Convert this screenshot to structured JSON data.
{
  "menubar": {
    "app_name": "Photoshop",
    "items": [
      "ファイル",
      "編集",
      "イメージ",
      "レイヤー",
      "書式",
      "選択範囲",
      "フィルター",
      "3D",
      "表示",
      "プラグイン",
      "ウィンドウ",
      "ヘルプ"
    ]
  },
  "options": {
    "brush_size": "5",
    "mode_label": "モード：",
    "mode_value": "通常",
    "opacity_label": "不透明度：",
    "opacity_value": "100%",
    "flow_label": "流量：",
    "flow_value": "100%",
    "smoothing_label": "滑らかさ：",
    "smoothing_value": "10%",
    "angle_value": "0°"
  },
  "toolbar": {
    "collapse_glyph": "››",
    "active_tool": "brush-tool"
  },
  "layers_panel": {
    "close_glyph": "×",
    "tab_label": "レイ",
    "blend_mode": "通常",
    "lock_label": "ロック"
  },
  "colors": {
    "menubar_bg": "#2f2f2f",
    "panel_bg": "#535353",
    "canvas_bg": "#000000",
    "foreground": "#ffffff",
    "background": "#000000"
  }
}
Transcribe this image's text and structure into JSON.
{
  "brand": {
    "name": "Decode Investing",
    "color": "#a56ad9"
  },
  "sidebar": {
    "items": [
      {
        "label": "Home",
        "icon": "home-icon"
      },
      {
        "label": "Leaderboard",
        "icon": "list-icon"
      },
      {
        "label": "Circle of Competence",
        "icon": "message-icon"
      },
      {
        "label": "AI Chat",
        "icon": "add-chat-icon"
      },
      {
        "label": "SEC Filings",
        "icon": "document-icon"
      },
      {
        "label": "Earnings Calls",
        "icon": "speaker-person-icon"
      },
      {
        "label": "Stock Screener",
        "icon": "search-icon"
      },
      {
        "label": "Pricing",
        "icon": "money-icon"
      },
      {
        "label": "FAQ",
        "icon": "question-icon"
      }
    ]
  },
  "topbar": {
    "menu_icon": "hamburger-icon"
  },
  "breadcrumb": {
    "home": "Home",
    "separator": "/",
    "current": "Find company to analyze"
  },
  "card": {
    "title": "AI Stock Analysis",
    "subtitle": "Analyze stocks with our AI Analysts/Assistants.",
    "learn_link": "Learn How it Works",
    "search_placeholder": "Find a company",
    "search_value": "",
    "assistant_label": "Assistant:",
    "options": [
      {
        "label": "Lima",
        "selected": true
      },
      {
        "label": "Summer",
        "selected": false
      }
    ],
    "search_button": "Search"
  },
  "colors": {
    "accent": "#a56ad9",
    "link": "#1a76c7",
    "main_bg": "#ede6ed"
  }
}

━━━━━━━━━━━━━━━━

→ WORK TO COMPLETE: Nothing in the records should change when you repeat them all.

→ RESPONSE AREA:
Convert this screenshot to structured JSON data.
{
  "menubar": {
    "app_name": "Photoshop",
    "items": [
      "ファイル",
      "編集",
      "イメージ",
      "レイヤー",
      "書式",
      "選択範囲",
      "フィルター",
      "3D",
      "表示",
      "プラグイン",
      "ウィンドウ",
      "ヘルプ"
    ]
  },
  "options": {
    "brush_size": "5",
    "mode_label": "モード：",
    "mode_value": "通常",
    "opacity_label": "不透明度：",
    "opacity_value": "100%",
    "flow_label": "流量：",
    "flow_value": "100%",
    "smoothing_label": "滑らかさ：",
    "smoothing_value": "10%",
    "angle_value": "0°"
  },
  "toolbar": {
    "collapse_glyph": "››",
    "active_tool": "brush-tool"
  },
  "layers_panel": {
    "close_glyph": "×",
    "tab_label": "レイ",
    "blend_mode": "通常",
    "lock_label": "ロック"
  },
  "colors": {
    "menubar_bg": "#2f2f2f",
    "panel_bg": "#535353",
    "canvas_bg": "#000000",
    "foreground": "#ffffff",
    "background": "#000000"
  }
}
Transcribe this image's text and structure into JSON.
{
  "brand": {
    "name": "Decode Investing",
    "color": "#a56ad9"
  },
  "sidebar": {
    "items": [
      {
        "label": "Home",
        "icon": "home-icon"
      },
      {
        "label": "Leaderboard",
        "icon": "list-icon"
      },
      {
        "label": "Circle of Competence",
        "icon": "message-icon"
      },
      {
        "label": "AI Chat",
        "icon": "add-chat-icon"
      },
      {
        "label": "SEC Filings",
        "icon": "document-icon"
      },
      {
        "label": "Earnings Calls",
        "icon": "speaker-person-icon"
      },
      {
        "label": "Stock Screener",
        "icon": "search-icon"
      },
      {
        "label": "Pricing",
        "icon": "money-icon"
      },
      {
        "label": "FAQ",
        "icon": "question-icon"
      }
    ]
  },
  "topbar": {
    "menu_icon": "hamburger-icon"
  },
  "breadcrumb": {
    "home": "Home",
    "separator": "/",
    "current": "Find company to analyze"
  },
  "card": {
    "title": "AI Stock Analysis",
    "subtitle": "Analyze stocks with our AI Analysts/Assistants.",
    "learn_link": "Learn How it Works",
    "search_placeholder": "Find a company",
    "search_value": "",
    "assistant_label": "Assistant:",
    "options": [
      {
        "label": "Lima",
        "selected": true
      },
      {
        "label": "Summer",
        "selected": false
      }
    ],
    "search_button": "Search"
  },
  "colors": {
    "accent": "#a56ad9",
    "link": "#1a76c7",
    "main_bg": "#ede6ed"
  }
}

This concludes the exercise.